→ **What needs to be done**: Wherever "unused" shows up in the records below, copy the whole line.

→ **Task data**:
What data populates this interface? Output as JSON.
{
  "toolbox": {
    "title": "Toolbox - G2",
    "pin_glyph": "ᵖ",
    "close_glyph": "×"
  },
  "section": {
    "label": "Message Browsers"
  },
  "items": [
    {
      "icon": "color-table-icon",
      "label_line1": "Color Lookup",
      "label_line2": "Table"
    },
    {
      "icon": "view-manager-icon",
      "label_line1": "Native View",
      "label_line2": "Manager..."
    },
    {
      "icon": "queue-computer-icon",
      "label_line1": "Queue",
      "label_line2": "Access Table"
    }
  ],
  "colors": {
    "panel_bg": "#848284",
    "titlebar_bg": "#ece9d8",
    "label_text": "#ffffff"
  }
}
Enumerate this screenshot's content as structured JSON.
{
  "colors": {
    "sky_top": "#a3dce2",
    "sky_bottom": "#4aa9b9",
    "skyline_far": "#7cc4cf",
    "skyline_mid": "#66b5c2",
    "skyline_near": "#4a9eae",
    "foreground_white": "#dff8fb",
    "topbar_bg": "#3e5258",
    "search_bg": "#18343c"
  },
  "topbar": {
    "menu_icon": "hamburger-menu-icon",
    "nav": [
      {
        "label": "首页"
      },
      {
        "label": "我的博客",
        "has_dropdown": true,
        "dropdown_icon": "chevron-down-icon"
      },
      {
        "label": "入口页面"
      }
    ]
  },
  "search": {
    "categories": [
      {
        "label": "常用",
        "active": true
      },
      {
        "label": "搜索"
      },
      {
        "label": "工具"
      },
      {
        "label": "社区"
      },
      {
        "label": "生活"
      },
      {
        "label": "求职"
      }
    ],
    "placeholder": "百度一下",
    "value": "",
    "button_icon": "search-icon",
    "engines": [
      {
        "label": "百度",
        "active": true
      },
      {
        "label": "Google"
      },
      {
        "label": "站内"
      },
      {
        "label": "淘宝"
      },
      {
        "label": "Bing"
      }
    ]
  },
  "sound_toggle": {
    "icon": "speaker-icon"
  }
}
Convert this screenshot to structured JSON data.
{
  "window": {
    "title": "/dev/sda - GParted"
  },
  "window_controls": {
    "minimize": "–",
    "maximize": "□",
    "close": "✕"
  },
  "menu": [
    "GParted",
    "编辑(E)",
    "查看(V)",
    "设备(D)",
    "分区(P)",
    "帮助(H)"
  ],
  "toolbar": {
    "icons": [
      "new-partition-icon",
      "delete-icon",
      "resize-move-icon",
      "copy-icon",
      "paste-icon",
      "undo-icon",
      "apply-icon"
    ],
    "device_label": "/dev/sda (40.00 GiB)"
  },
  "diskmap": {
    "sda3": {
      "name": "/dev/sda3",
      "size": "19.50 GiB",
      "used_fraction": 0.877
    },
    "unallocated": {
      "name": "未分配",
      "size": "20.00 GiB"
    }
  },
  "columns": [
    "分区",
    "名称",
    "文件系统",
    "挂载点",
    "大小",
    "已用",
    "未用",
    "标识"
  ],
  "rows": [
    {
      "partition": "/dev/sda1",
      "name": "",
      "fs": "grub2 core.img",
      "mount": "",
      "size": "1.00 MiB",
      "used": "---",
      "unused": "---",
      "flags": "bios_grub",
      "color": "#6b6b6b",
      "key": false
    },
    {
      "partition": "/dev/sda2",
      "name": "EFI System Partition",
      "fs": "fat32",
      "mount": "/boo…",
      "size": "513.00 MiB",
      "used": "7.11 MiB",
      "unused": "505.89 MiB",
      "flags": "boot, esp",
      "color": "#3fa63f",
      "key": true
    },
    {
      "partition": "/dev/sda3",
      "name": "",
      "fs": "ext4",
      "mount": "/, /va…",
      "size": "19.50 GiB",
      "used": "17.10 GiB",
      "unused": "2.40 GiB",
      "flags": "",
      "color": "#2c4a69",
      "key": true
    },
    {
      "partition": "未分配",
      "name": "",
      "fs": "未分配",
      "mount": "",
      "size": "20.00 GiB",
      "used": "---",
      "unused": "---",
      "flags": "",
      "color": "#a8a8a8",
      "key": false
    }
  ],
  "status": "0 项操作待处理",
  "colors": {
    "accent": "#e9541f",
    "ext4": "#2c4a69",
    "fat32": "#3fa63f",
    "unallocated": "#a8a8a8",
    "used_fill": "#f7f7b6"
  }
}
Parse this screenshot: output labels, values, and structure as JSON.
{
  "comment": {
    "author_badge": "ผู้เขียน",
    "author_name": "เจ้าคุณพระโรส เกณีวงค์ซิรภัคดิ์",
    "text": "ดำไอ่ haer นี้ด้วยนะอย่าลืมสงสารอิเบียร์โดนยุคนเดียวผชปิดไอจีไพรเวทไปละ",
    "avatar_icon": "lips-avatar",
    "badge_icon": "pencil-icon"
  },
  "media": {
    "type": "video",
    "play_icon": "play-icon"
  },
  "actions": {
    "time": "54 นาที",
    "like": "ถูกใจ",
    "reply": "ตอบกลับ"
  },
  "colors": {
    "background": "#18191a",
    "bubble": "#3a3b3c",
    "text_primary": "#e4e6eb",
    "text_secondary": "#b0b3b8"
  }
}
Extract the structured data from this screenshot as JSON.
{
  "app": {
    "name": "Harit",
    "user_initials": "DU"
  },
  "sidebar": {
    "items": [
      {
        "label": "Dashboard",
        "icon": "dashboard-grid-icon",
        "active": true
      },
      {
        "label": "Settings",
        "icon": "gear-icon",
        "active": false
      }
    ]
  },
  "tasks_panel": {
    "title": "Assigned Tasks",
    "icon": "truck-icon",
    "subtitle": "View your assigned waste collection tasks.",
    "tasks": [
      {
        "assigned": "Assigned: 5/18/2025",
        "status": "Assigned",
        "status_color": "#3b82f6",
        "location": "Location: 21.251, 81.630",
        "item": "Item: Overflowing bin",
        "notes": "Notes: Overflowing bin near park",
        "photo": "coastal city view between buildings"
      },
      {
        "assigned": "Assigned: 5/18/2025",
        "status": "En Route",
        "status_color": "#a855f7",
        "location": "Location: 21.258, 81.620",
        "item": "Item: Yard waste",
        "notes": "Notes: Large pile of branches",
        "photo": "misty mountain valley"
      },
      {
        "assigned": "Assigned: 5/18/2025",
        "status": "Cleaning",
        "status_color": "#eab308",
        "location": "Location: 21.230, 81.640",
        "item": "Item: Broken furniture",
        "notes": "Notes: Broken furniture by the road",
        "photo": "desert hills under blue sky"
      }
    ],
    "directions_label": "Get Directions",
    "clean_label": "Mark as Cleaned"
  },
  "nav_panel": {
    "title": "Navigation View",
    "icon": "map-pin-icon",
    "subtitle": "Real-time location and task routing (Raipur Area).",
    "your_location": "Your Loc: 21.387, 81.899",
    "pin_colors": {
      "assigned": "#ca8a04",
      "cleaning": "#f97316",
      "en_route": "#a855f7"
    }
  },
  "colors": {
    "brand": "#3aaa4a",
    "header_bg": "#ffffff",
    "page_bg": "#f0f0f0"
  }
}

→ **Output of the exercise**:
      "unused": "---",
      "unused": "505.89 MiB",
      "unused": "2.40 GiB",
      "unused": "---",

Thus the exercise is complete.